--- LISTED RECORDS Enclosed Below ---

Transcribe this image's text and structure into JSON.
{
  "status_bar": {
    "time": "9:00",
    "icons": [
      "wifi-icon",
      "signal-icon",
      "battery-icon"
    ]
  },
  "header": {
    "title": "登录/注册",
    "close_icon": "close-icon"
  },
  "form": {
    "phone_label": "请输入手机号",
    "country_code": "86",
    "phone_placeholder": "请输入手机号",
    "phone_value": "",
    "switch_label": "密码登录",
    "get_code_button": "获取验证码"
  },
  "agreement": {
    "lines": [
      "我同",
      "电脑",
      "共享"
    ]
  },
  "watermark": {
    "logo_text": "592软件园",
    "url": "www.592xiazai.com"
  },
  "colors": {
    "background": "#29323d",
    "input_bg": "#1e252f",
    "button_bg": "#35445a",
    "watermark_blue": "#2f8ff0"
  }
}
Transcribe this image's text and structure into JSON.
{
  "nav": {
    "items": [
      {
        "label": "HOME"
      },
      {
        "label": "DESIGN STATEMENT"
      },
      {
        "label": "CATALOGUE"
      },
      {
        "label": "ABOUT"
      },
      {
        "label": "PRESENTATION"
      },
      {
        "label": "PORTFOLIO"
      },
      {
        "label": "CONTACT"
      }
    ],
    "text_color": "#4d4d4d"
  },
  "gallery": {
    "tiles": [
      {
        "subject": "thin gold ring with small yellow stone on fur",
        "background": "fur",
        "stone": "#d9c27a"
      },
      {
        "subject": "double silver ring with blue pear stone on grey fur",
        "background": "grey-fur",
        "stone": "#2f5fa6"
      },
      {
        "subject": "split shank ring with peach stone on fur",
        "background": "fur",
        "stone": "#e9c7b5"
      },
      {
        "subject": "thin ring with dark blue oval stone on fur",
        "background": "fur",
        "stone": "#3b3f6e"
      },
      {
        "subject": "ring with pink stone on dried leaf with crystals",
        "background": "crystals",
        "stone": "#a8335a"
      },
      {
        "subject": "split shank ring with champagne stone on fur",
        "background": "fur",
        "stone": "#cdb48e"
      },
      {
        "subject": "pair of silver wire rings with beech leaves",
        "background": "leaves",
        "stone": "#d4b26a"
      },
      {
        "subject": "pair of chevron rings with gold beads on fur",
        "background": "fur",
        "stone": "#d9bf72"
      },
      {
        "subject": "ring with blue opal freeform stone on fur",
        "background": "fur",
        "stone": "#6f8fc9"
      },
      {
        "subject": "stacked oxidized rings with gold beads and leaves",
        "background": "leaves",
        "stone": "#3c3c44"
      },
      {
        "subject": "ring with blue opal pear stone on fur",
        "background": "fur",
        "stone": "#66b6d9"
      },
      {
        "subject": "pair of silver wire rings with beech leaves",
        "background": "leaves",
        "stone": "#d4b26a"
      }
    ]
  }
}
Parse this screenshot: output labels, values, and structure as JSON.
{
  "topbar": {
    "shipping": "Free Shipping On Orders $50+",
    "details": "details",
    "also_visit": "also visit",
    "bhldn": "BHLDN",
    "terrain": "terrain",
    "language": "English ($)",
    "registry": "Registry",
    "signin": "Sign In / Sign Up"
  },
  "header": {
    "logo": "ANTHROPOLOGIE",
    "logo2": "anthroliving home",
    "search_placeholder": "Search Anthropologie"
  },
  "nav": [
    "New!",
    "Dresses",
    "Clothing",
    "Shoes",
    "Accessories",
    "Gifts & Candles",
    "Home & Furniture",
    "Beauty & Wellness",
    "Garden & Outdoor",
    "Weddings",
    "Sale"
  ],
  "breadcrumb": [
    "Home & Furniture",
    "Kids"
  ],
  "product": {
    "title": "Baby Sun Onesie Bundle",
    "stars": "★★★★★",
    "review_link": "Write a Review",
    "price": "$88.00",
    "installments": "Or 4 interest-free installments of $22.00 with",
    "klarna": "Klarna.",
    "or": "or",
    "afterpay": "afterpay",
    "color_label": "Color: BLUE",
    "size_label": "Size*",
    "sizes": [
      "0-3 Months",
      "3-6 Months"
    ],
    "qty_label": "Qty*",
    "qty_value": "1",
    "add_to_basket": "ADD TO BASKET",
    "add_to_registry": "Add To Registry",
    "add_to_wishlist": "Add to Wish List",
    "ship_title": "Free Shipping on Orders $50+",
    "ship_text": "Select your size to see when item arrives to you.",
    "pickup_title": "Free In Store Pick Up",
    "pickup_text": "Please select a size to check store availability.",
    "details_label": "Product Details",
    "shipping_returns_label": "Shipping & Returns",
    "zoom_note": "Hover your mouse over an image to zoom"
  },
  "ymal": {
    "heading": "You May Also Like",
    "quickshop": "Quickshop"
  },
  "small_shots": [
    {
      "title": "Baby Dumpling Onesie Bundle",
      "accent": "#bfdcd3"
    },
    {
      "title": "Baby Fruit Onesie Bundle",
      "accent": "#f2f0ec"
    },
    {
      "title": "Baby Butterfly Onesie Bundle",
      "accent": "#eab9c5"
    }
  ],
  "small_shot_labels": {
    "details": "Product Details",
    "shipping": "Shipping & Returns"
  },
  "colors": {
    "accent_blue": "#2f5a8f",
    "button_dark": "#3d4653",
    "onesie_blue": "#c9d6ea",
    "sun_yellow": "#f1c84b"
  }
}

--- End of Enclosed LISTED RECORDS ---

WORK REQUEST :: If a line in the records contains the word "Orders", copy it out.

ANSWER SECTION ::
    "shipping": "Free Shipping On Orders $50+",
    "ship_title": "Free Shipping on Orders $50+",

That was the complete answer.